In the stated example, a helium balloon does not `float away from the pull of gravity'. It floats up because it is less dense than the air - it's a principle of buoyancy, the same reason an air-filled balloon floats up out of the water but falls down from the sky. The balloon in a car crash will only be thrown backwards relative to the car if there is significantly greater (enough to overcome the balloon's momentum) air pressure in the front than the back. You can perform the experiment yourself - get a helium balloon and go out to a parking lot. Go forward slowly, then slam on the brakes. Repeat the experiment at faster and faster speeds, and see at what point the balloon goes backward instead of forward. I haven't done the math on this, so I don't know what sort of velocities and accelerations you're going to need for this to occur, or if you can attain them in your car. My instinct says that you can't, but I could be wrong.

Oh, and relative to the ground, you're not being thrown forward in a car crash - the car is just stopping quickly and you're not.

A better example of the principle that acceleration and gravity are indistinguishable would be that of a spaceship accelerating in interstellar space, where external gravity sources are negligible, or an accelerating elevator.

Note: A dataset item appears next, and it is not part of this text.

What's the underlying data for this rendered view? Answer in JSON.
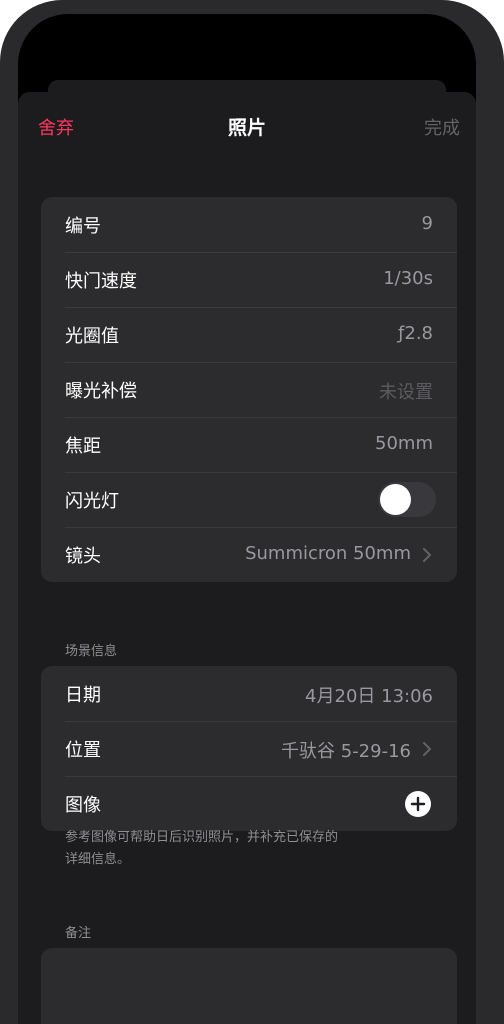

In the case of the spaceship in interstellar space, if the ship accelerates at a near constant 9.81 m/s/s, you won't be able to tell the difference between standing in the ship and standing on earth. You will not be able to perform any experiment that will give a diffirent result on the spaceship than it would on earth.

In the case of the elevator, by accelerating it up or down one can alter the percieved force of gravity. Given a sufficiently long elevator shaft, one could, for example, accelerate it downward at a suitable rate to mimic the gravity of the moon. You would not be able to tell if the elevator was sitting on the moon or accelerating in its shaft (until it hits the bottom, or stops accelerating and moves at a constant velocity).